# GOAL OF THE EXERCISE:
The expected output is the full data, repeated exactly, without pictures.

DATASET RECORDS START

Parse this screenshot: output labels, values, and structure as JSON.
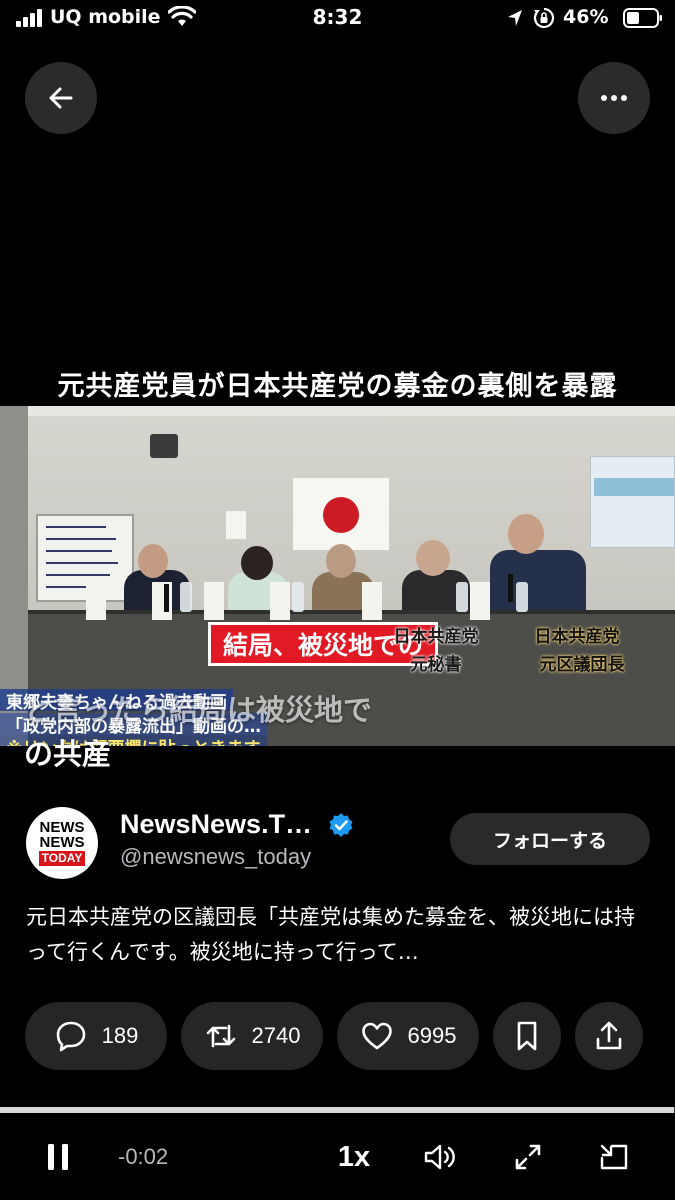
{
  "status_bar": {
    "carrier": "UQ mobile",
    "time": "8:32",
    "battery_percent": "46%",
    "icons": [
      "signal-icon",
      "wifi-icon",
      "location-arrow-icon",
      "orientation-lock-icon",
      "battery-icon"
    ]
  },
  "top_bar": {
    "back_icon": "arrow-left-icon",
    "more_icon": "more-horizontal-icon"
  },
  "video": {
    "banner_title": "元共産党員が日本共産党の募金の裏側を暴露",
    "red_caption": "結局、被災地での",
    "label_left_line1": "日本共産党",
    "label_left_line2": "元秘書",
    "label_right_line1": "日本共産党",
    "label_right_line2": "元区議団長",
    "promo_line1": "東郷夫妻ちゃんねる過去動画",
    "promo_line2": "「政党内部の暴露流出」動画の…",
    "promo_line3": "※リンクは概要欄に貼っときます",
    "subtitle_line1": "と言ったら結局は被災地で",
    "subtitle_line2": "の共産"
  },
  "author": {
    "avatar_line1": "NEWS",
    "avatar_line2": "NEWS",
    "avatar_line3": "TODAY",
    "display_name": "NewsNews.T…",
    "handle": "@newsnews_today",
    "verified": true,
    "follow_label": "フォローする"
  },
  "tweet": {
    "text": "元日本共産党の区議団長「共産党は集めた募金を、被災地には持って行くんです。被災地に持って行って…"
  },
  "actions": {
    "reply_count": "189",
    "retweet_count": "2740",
    "like_count": "6995",
    "bookmark_icon": "bookmark-icon",
    "share_icon": "share-icon"
  },
  "player": {
    "progress_fraction": 0.998,
    "time_remaining": "-0:02",
    "speed": "1x",
    "icons": [
      "pause-icon",
      "volume-icon",
      "expand-icon",
      "picture-in-picture-icon"
    ]
  },
  "colors": {
    "background": "#000000",
    "pill": "#262626",
    "verified_blue": "#1d9bf0",
    "caption_red": "#e11a25"
  }
}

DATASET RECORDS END

# EXPECTED OUTPUT:
Parse this screenshot: output labels, values, and structure as JSON.
{
  "status_bar": {
    "carrier": "UQ mobile",
    "time": "8:32",
    "battery_percent": "46%",
    "icons": [
      "signal-icon",
      "wifi-icon",
      "location-arrow-icon",
      "orientation-lock-icon",
      "battery-icon"
    ]
  },
  "top_bar": {
    "back_icon": "arrow-left-icon",
    "more_icon": "more-horizontal-icon"
  },
  "video": {
    "banner_title": "元共産党員が日本共産党の募金の裏側を暴露",
    "red_caption": "結局、被災地での",
    "label_left_line1": "日本共産党",
    "label_left_line2": "元秘書",
    "label_right_line1": "日本共産党",
    "label_right_line2": "元区議団長",
    "promo_line1": "東郷夫妻ちゃんねる過去動画",
    "promo_line2": "「政党内部の暴露流出」動画の…",
    "promo_line3": "※リンクは概要欄に貼っときます",
    "subtitle_line1": "と言ったら結局は被災地で",
    "subtitle_line2": "の共産"
  },
  "author": {
    "avatar_line1": "NEWS",
    "avatar_line2": "NEWS",
    "avatar_line3": "TODAY",
    "display_name": "NewsNews.T…",
    "handle": "@newsnews_today",
    "verified": true,
    "follow_label": "フォローする"
  },
  "tweet": {
    "text": "元日本共産党の区議団長「共産党は集めた募金を、被災地には持って行くんです。被災地に持って行って…"
  },
  "actions": {
    "reply_count": "189",
    "retweet_count": "2740",
    "like_count": "6995",
    "bookmark_icon": "bookmark-icon",
    "share_icon": "share-icon"
  },
  "player": {
    "progress_fraction": 0.998,
    "time_remaining": "-0:02",
    "speed": "1x",
    "icons": [
      "pause-icon",
      "volume-icon",
      "expand-icon",
      "picture-in-picture-icon"
    ]
  },
  "colors": {
    "background": "#000000",
    "pill": "#262626",
    "verified_blue": "#1d9bf0",
    "caption_red": "#e11a25"
  }
}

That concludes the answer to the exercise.